11 Negative Thoughts to Avoid in Recovery

How to Avoid Negative Thoughts

You’ve heard of “opposite attracts”, right? But when it comes to positive thinking, that statement really doesn’t hold up. Positive thoughts result in positive outcomes. But the same is also true for negative thoughts.

Negative thoughts and negative feelings eventually turn into negative outcomes. This oftentimes influences addiction and can even throw someone into relapse if they aren’t careful.

While it takes time to turn positive thinking into an everyday pattern you don’t even have to think about, there are 11 negative thoughts to avoid that can make positive thinking a little bit easier.

1. All-or-Nothing Thinking

This means seeing things as all good or all bad and allowing for no middle ground.

Examples: If I can’t be the best, it’s pointless to try. If I don’t succeed in this job, I’m a total failure. I’ve tried, and it didn’t work, so I’ll just give up.

2. Over-Generalizing

This is when you reach a general conclusion based on a single incident or piece of evidence. This negative thinking may also mean you create assumptions about events or outcomes solely because of past experience.

Examples: I relapsed after I stopped five years ago; I’ll never be able to stop drinking or using. I’ve seen people go back to drinking after attending AA meetings, so I don’t think those meetings would help me.

3. Filtering

Focusing only on the negative aspects of people or situations while filtering out all the positive aspects.

Examples: I’ll never forget the way they let me down that time. I know someone who stopped drinking; he seems bored and miserable.

4. Converting Positives Into Negatives

Rejecting your achievements and other positive experiences by insisting that they do not count. You maintain a negative belief that is contradicted by your everyday experience.

Examples: He only complimented me because he knows how bad I feel. I only stayed sober because there wasn’t a lot of pressure to drink.

5. Jumping to Negative Conclusions

This is when you draw a negative conclusion when there is little or no evidence to support it. You anticipate that things will turn out badly and are convinced that your prediction is an established fact. These negative expectations can be self-fulfilling.

Examples: My friend has interrupted me twice. I must be really boring. They won’t like me, so why even participate? I’ll never be able to change my drinking.

6. Catastrophizing

When you exaggerate the impact of events and convince yourself that if something goes wrong, it will be intolerable and you will relapse.

Example: If I get a craving, I won’t be able to resist, and I’ll relapse.
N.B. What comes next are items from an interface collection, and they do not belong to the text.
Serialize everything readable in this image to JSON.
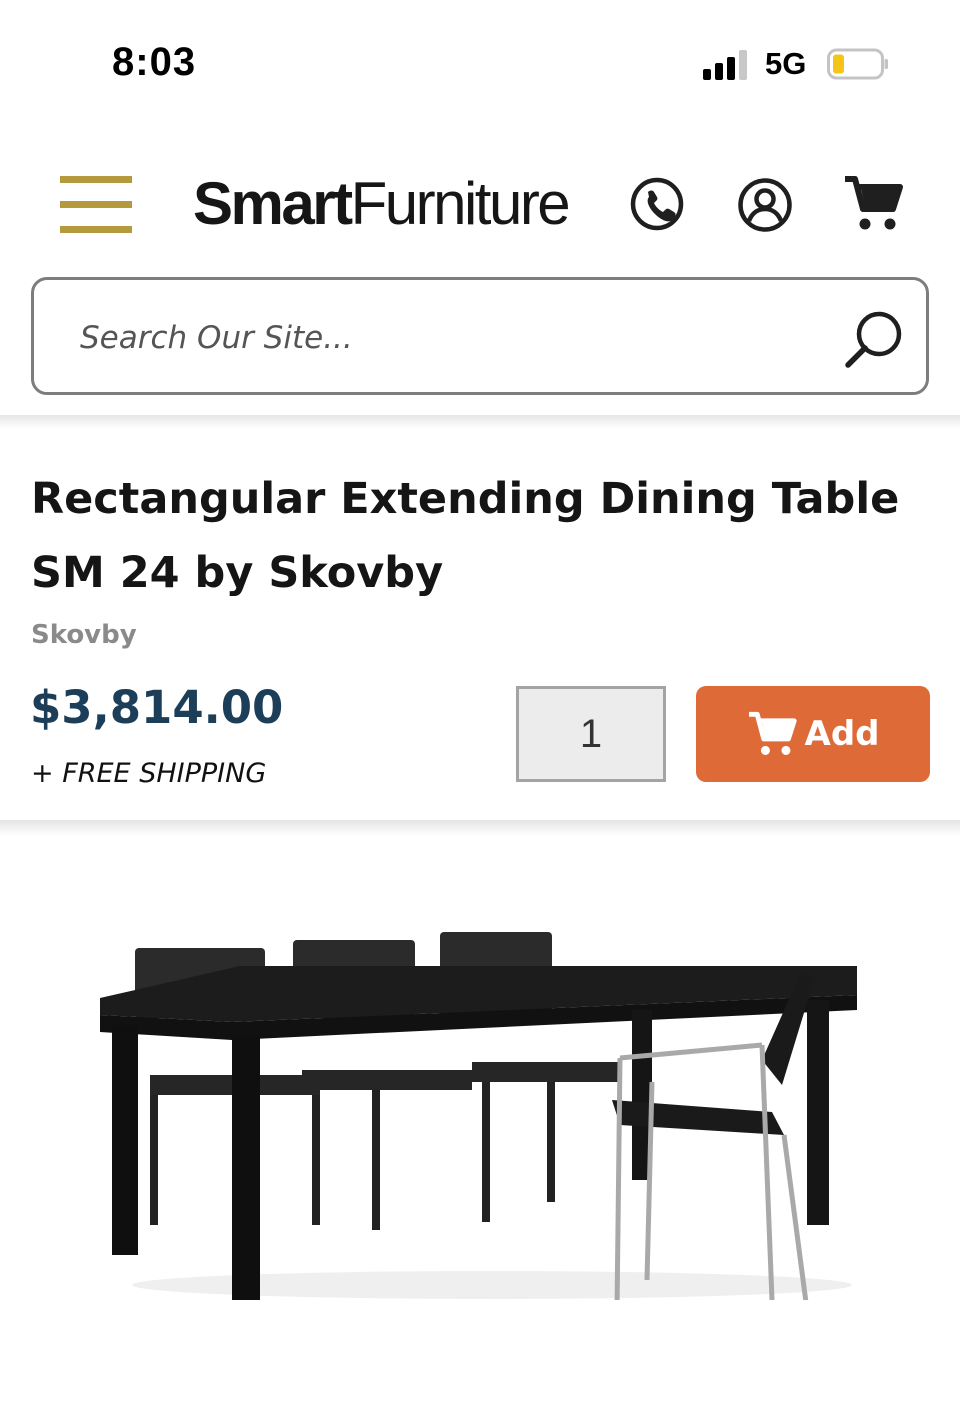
{
  "status_bar": {
    "time": "8:03",
    "network": "5G",
    "signal_bars": 3,
    "battery_level": 0.2,
    "battery_color": "#f5c518"
  },
  "header": {
    "logo_bold": "Smart",
    "logo_light": "Furniture",
    "menu_icon": "hamburger-icon",
    "menu_color": "#b59a3d",
    "icons": [
      "phone-icon",
      "account-icon",
      "cart-icon"
    ]
  },
  "search": {
    "placeholder": "Search Our Site...",
    "icon": "search-icon"
  },
  "product": {
    "title": "Rectangular Extending Dining Table SM 24 by Skovby",
    "brand": "Skovby",
    "price": "$3,814.00",
    "price_color": "#1d3e58",
    "shipping": "+ FREE SHIPPING",
    "quantity": "1",
    "add_label": "Add",
    "add_color": "#de6a37",
    "image_icon": "dining-table-photo"
  }
}
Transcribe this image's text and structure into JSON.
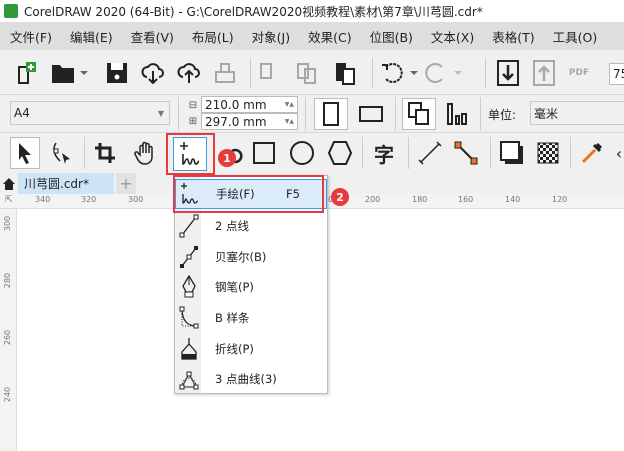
{
  "title": "CorelDRAW 2020 (64-Bit) - G:\\CorelDRAW2020视频教程\\素材\\第7章\\川芎圆.cdr*",
  "menu": [
    "文件(F)",
    "编辑(E)",
    "查看(V)",
    "布局(L)",
    "对象(J)",
    "效果(C)",
    "位图(B)",
    "文本(X)",
    "表格(T)",
    "工具(O)"
  ],
  "toolbar": {
    "zoom_value": "75",
    "pdf_label": "PDF"
  },
  "property_bar": {
    "page_size": "A4",
    "width": "210.0 mm",
    "height": "297.0 mm",
    "units_label": "单位:",
    "units_value": "毫米"
  },
  "toolbox": {
    "text_tool_glyph": "字"
  },
  "document_tab": "川芎圆.cdr*",
  "ruler_h": [
    "340",
    "320",
    "300",
    "220",
    "200",
    "180",
    "160",
    "140",
    "120"
  ],
  "ruler_v": [
    "300",
    "280",
    "260",
    "240"
  ],
  "flyout": [
    {
      "label": "手绘(F)",
      "shortcut": "F5",
      "icon": "freehand-icon"
    },
    {
      "label": "2 点线",
      "icon": "two-point-line-icon"
    },
    {
      "label": "贝塞尔(B)",
      "icon": "bezier-icon"
    },
    {
      "label": "钢笔(P)",
      "icon": "pen-icon"
    },
    {
      "label": "B 样条",
      "icon": "b-spline-icon"
    },
    {
      "label": "折线(P)",
      "icon": "polyline-icon"
    },
    {
      "label": "3 点曲线(3)",
      "icon": "three-point-curve-icon"
    }
  ],
  "annotations": [
    "1",
    "2"
  ],
  "colors": {
    "highlight": "#e8393c",
    "selection": "#dcebfa",
    "menu_bg": "#dedede"
  }
}
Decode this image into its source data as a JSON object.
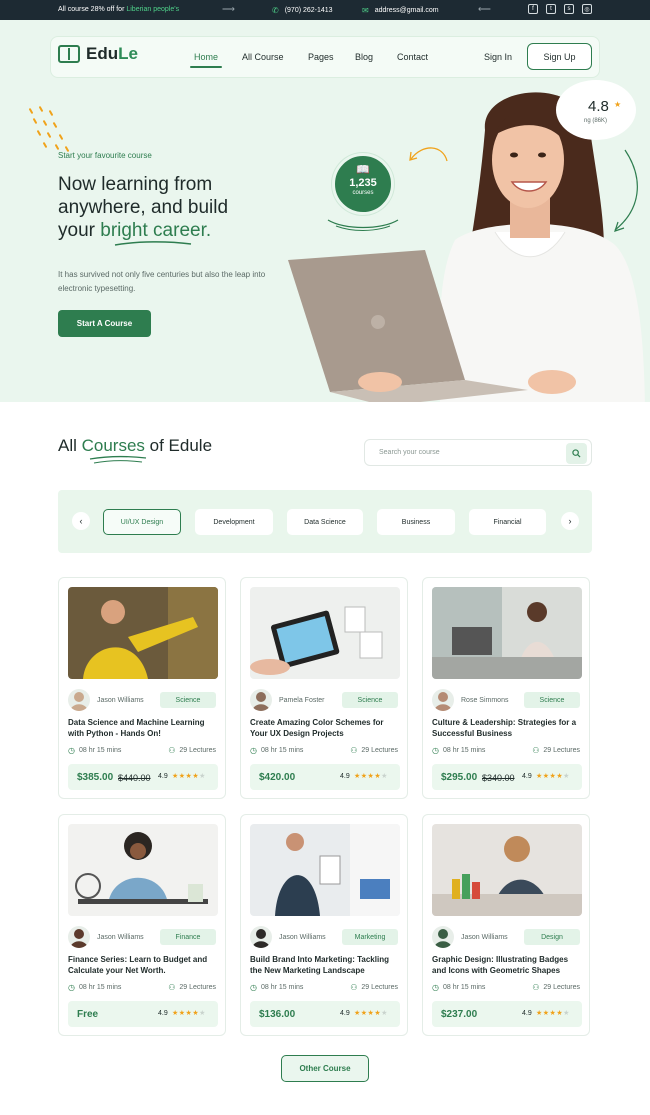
{
  "topbar": {
    "promo_prefix": "All course 28% off for ",
    "promo_highlight": "Liberian people's",
    "phone": "(970) 262-1413",
    "email": "address@gmail.com"
  },
  "brand": {
    "name_a": "Edu",
    "name_b": "Le"
  },
  "nav": {
    "items": [
      {
        "label": "Home"
      },
      {
        "label": "All Course"
      },
      {
        "label": "Pages"
      },
      {
        "label": "Blog"
      },
      {
        "label": "Contact"
      }
    ],
    "sign_in": "Sign In",
    "sign_up": "Sign Up"
  },
  "hero": {
    "kicker": "Start your favourite course",
    "headline_1": "Now learning from",
    "headline_2": "anywhere, and build",
    "headline_3a": "your ",
    "headline_3b": "bright career.",
    "description": "It has survived not only five centuries but also the leap into electronic typesetting.",
    "cta": "Start A Course",
    "courses_count": "1,235",
    "courses_label": "courses",
    "rating_value": "4.8",
    "rating_sub": "ng (86K)"
  },
  "courses_section": {
    "title_a": "All ",
    "title_b": "Courses",
    "title_c": " of Edule",
    "search_placeholder": "Search your course",
    "filters": [
      "UI/UX Design",
      "Development",
      "Data Science",
      "Business",
      "Financial"
    ],
    "active_filter": "UI/UX Design",
    "other_button": "Other Course"
  },
  "courses": [
    {
      "author": "Jason Williams",
      "category": "Science",
      "title": "Data Science and Machine Learning with Python - Hands On!",
      "duration": "08 hr 15 mins",
      "lectures": "29 Lectures",
      "price": "$385.00",
      "old_price": "$440.00",
      "rating": "4.9"
    },
    {
      "author": "Pamela Foster",
      "category": "Science",
      "title": "Create Amazing Color Schemes for Your UX Design Projects",
      "duration": "08 hr 15 mins",
      "lectures": "29 Lectures",
      "price": "$420.00",
      "old_price": "",
      "rating": "4.9"
    },
    {
      "author": "Rose Simmons",
      "category": "Science",
      "title": "Culture & Leadership: Strategies for a Successful Business",
      "duration": "08 hr 15 mins",
      "lectures": "29 Lectures",
      "price": "$295.00",
      "old_price": "$340.00",
      "rating": "4.9"
    },
    {
      "author": "Jason Williams",
      "category": "Finance",
      "title": "Finance Series: Learn to Budget and Calculate your Net Worth.",
      "duration": "08 hr 15 mins",
      "lectures": "29 Lectures",
      "price": "Free",
      "old_price": "",
      "rating": "4.9"
    },
    {
      "author": "Jason Williams",
      "category": "Marketing",
      "title": "Build Brand Into Marketing: Tackling the New Marketing Landscape",
      "duration": "08 hr 15 mins",
      "lectures": "29 Lectures",
      "price": "$136.00",
      "old_price": "",
      "rating": "4.9"
    },
    {
      "author": "Jason Williams",
      "category": "Design",
      "title": "Graphic Design: Illustrating Badges and Icons with Geometric Shapes",
      "duration": "08 hr 15 mins",
      "lectures": "29 Lectures",
      "price": "$237.00",
      "old_price": "",
      "rating": "4.9"
    }
  ],
  "colors": {
    "brand_green": "#2e7d4f",
    "hero_bg": "#eaf6ee",
    "topbar_bg": "#1d2a33",
    "star": "#f0a21a"
  }
}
Without alcohol, I won’t be able to handle my nervousness and work stress.

7. Mistaking Feelings for Facts

This is when you confuse facts with feelings or beliefs. No matter how strong a feeling, it is not a fact.

Examples: I feel like a failure, therefore I am a failure. My addiction makes me feel worthless; I really am a worthless person.

8. Personalizing

Blaming yourself for anything unpleasant and thinking that everything people say or do is a reaction to you. You take too much responsibility for other people’s feelings and behavior.

Examples: My girlfriend, wife, roommate came home in a bad mood; it must be something I did. I know the picnic was cancelled because no one wanted to be around me.

9. Self Put-Down

This is when you undervalue yourself and put yourself down. These actions can result from an overreaction to a situation, such as making a mistake.

Examples: I don’t deserve any better. I’m weak, stupid or ugly. I’m an idiot.

10. Using “Should” Statements

Using “should,” “ought” and “must” leads to guilt and disappointment. Directing these statements toward others causes frustration, anger and resentment.

Examples: I shouldn’t get angry. He ought to always be on time.

11. Magnifying and Minimizing

Unreasonably exaggerating the negatives and shrinking the positives when evaluating yourself, others or a situation.

Examples: Getting a mediocre evaluation proves my inadequacy. Getting high marks doesn’t mean I’m smart. Going into the liquor store proves that I can never recover.

Get Addiction Treatment at Spirit Mountain Recovery

If your loved one is struggling with addiction, Spirit Mountain Recovery is the place for him. Nestled on the side of a mountain in Northern Utah, our beautiful location, clinical staff and fun, experiential activities work together to give your loved one the positive, effective addiction treatment he deserves.

If your loved one needs addiction treatment, contact us today to speak to an admissions counselor.